Bicon Dental Implants is a privately owned company located in Boston, MA. The company specializes in short dental implants that use a locking taper or cold welding connection to secure the abutment to the implant. Bicon is notable and worthy of mention for the following three reasons: First, Bicon implants are extremely short in length. The size of Bicon implants allow them to be placed in regions that are crowded with natural teeth and/or implants, or in regions that would otherwise require bone grafting. Second, the implants do not have the screw-form design typical of other available implants. Third, the abutments are connected to the implant via a locking taper.

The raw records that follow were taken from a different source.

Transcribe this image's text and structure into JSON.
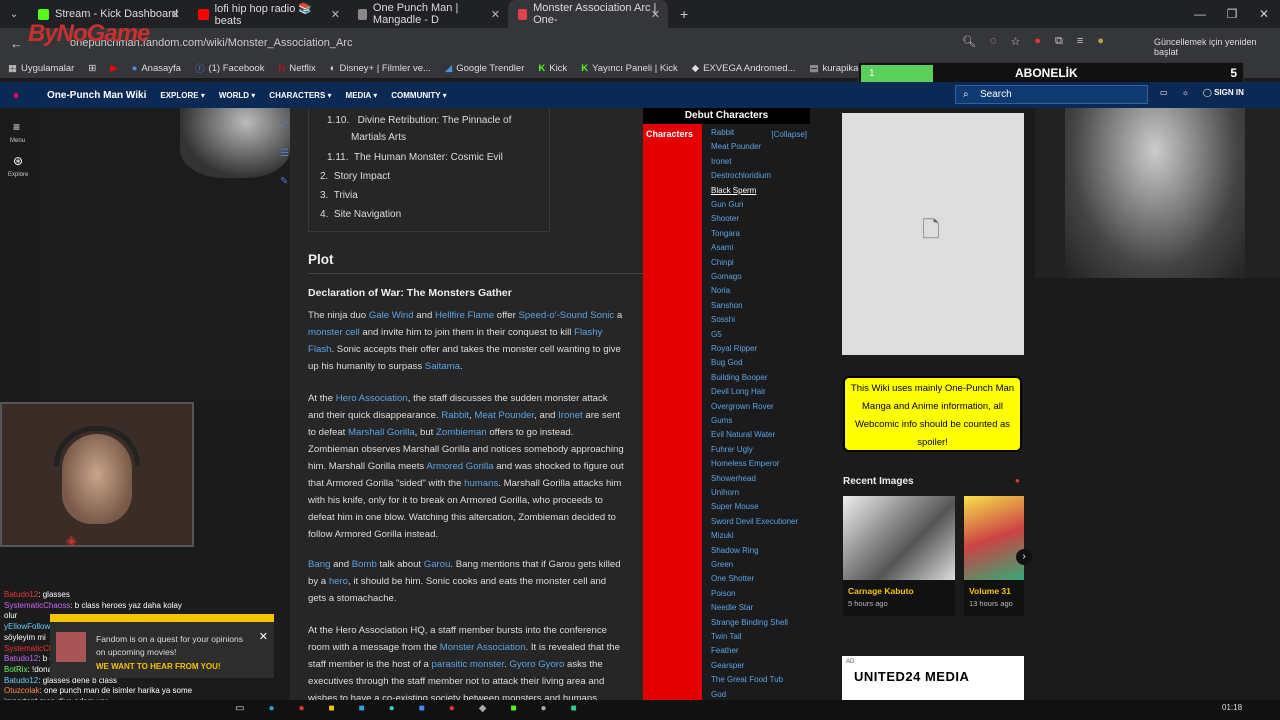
{
  "browser": {
    "tabs": [
      {
        "label": "Stream - Kick Dashboard",
        "color": "#53fc18"
      },
      {
        "label": "lofi hip hop radio 📚 beats",
        "color": "#ff0000"
      },
      {
        "label": "One Punch Man | Mangadle - D",
        "color": "#888888"
      },
      {
        "label": "Monster Association Arc | One-",
        "color": "#e0414c"
      }
    ],
    "url": "onepunchman.fandom.com/wiki/Monster_Association_Arc",
    "update_text": "Güncellemek için yeniden başlat",
    "bookmarks": [
      "Uygulamalar",
      "Anasayfa",
      "(1) Facebook",
      "Netflix",
      "Disney+ | Filmler ve...",
      "Google Trendler",
      "Kick",
      "Yayıncı Paneli | Kick",
      "EXVEGA Andromed...",
      "kurapika - 7TV",
      "Su"
    ]
  },
  "overlay": {
    "logo": "ByNoGame",
    "sub_bar_value": "1",
    "sub_label": "ABONELİK",
    "sub_count": "5"
  },
  "wiki": {
    "title": "One-Punch Man Wiki",
    "nav": [
      "EXPLORE ▾",
      "WORLD ▾",
      "CHARACTERS ▾",
      "MEDIA ▾",
      "COMMUNITY ▾"
    ],
    "search_placeholder": "Search",
    "sign_in": "SIGN IN",
    "rail": [
      "Menu",
      "Explore"
    ]
  },
  "toc": [
    {
      "num": "1.10.",
      "text": "Divine Retribution: The Pinnacle of"
    },
    {
      "num": "",
      "text": "Martials Arts"
    },
    {
      "num": "1.11.",
      "text": "The Human Monster: Cosmic Evil"
    },
    {
      "num": "2.",
      "text": "Story Impact"
    },
    {
      "num": "3.",
      "text": "Trivia"
    },
    {
      "num": "4.",
      "text": "Site Navigation"
    }
  ],
  "article": {
    "heading": "Plot",
    "subheading": "Declaration of War: The Monsters Gather",
    "p1": [
      [
        "The ninja duo ",
        "Gale Wind",
        " and ",
        "Hellfire Flame",
        " offer ",
        "Speed-o'-Sound Sonic",
        " a"
      ],
      [
        "",
        "monster cell",
        " and invite him to join them in their conquest to kill ",
        "Flashy",
        ""
      ],
      [
        "",
        "Flash",
        ". Sonic accepts their offer and takes the monster cell wanting to give",
        "",
        ""
      ],
      [
        "up his humanity to surpass ",
        "Saitama",
        ".",
        "",
        ""
      ]
    ],
    "p2": [
      [
        "At the ",
        "Hero Association",
        ", the staff discusses the sudden monster attack"
      ],
      [
        "and their quick disappearance. ",
        "Rabbit",
        ", ",
        "Meat Pounder",
        ", and ",
        "Ironet",
        " are sent"
      ],
      [
        "to defeat ",
        "Marshall Gorilla",
        ", but ",
        "Zombieman",
        " offers to go instead."
      ],
      [
        "Zombieman observes Marshall Gorilla and notices somebody approaching",
        "",
        ""
      ],
      [
        "him. Marshall Gorilla meets ",
        "Armored Gorilla",
        " and was shocked to figure out"
      ],
      [
        "that Armored Gorilla \"sided\" with the ",
        "humans",
        ". Marshall Gorilla attacks him"
      ],
      [
        "with his knife, only for it to break on Armored Gorilla, who proceeds to",
        "",
        ""
      ],
      [
        "defeat him in one blow. Watching this altercation, Zombieman decided to",
        "",
        ""
      ],
      [
        "follow Armored Gorilla instead.",
        "",
        ""
      ]
    ],
    "p3": [
      [
        "",
        "Bang",
        " and ",
        "Bomb",
        " talk about ",
        "Garou",
        ". Bang mentions that if Garou gets killed"
      ],
      [
        "by a ",
        "hero",
        ", it should be him. Sonic cooks and eats the monster cell and"
      ],
      [
        "gets a stomachache.",
        "",
        ""
      ]
    ],
    "p4": [
      [
        "At the Hero Association HQ, a staff member bursts into the conference",
        "",
        ""
      ],
      [
        "room with a message from the ",
        "Monster Association",
        ". It is revealed that the"
      ],
      [
        "staff member is the host of a ",
        "parasitic monster",
        ". ",
        "Gyoro Gyoro",
        " asks the"
      ],
      [
        "executives through the staff member not to attack their living area and",
        "",
        ""
      ],
      [
        "wishes to have a co-existing society between monsters and humans.",
        "",
        ""
      ]
    ]
  },
  "navbox": {
    "title": "Debut Characters",
    "group": "Characters",
    "collapse": "[Collapse]",
    "items": [
      "Rabbit",
      "Meat Pounder",
      "Ironet",
      "Destrochloridium",
      "Black Sperm",
      "Gun Gun",
      "Shooter",
      "Tongara",
      "Asami",
      "Chinpi",
      "Gomago",
      "Noria",
      "Sanshon",
      "Sosshi",
      "G5",
      "Royal Ripper",
      "Bug God",
      "Building Booper",
      "Devil Long Hair",
      "Overgrown Rover",
      "Gums",
      "Evil Natural Water",
      "Fuhrer Ugly",
      "Homeless Emperor",
      "Showerhead",
      "Unihorn",
      "Super Mouse",
      "Sword Devil Executioner",
      "Mizuki",
      "Shadow Ring",
      "Green",
      "One Shotter",
      "Poison",
      "Needle Star",
      "Strange Binding Shell",
      "Twin Tail",
      "Feather",
      "Gearsper",
      "The Great Food Tub",
      "God"
    ]
  },
  "sidebar": {
    "notice": "This Wiki uses mainly One-Punch Man Manga and Anime information, all Webcomic info should be counted as spoiler!",
    "recent_title": "Recent Images",
    "images": [
      {
        "caption": "Carnage Kabuto",
        "time": "5 hours ago"
      },
      {
        "caption": "Volume 31",
        "time": "13 hours ago"
      }
    ],
    "ad_tag": "AD",
    "ad_text": "UNITED24 MEDIA"
  },
  "chat": [
    {
      "user": "Batudo12",
      "msg": ": glasses"
    },
    {
      "user": "SystematicChaoss",
      "msg": ": b class heroes yaz daha kolay"
    },
    {
      "user": "",
      "msg": "olur"
    },
    {
      "user": "yEllowFollowEr",
      "msg": ": abi ben deneyerek buldum cevabı"
    },
    {
      "user": "",
      "msg": "söyleyim mi"
    },
    {
      "user": "SystematicChaoss",
      "msg": ": gun-gun"
    },
    {
      "user": "Batudo12",
      "msg": ": b class"
    },
    {
      "user": "BotRix",
      "msg": ": !donate !blerp"
    },
    {
      "user": "Batudo12",
      "msg": ": glasses dene b class"
    },
    {
      "user": "Otuzcolak",
      "msg": ": one punch man de isimler harika ya some"
    },
    {
      "user": "",
      "msg": "important men diye adam var"
    }
  ],
  "popup": {
    "text1": "Fandom is on a quest for your opinions",
    "text2": "on upcoming movies!",
    "text3": "WE WANT TO HEAR FROM YOU!"
  },
  "taskbar": {
    "time": "01:18"
  }
}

This is notable from both a medical and engineering standpoint as no other implant company offers an implant with a biological seal at the implant/abutment interface; almost all other implants possess an internal screw to connect their abutments.

Zygoma implants are different from conventional dental implants in that they anchor in to the zygomatic bone rather than the maxilla. They may be used when maxillary bone quality or quantity is inadequate for the placement of regular dental implants. Inadequate maxillary bone volume may be due to bone resorption as well as to pneumatization of the maxillary sinus or to a combination of both. The minimal bone height for a standard implant placement in the posterior region of the upper jaw should be about 10 mm to ensure acceptable implant survival. When there is inadequate bone available, bone grafting procedures and sinus lift procedures may be carried out to increase the volume of bone. Bone grafting procedures in the jaws have the disadvantage of prolonged treatment time, restriction of denture wear, morbidity of the donor surgical site and graft rejection.

The history of dental treatments dates back to thousands of years. The scope of this article is limited to the pre-1981 history.

References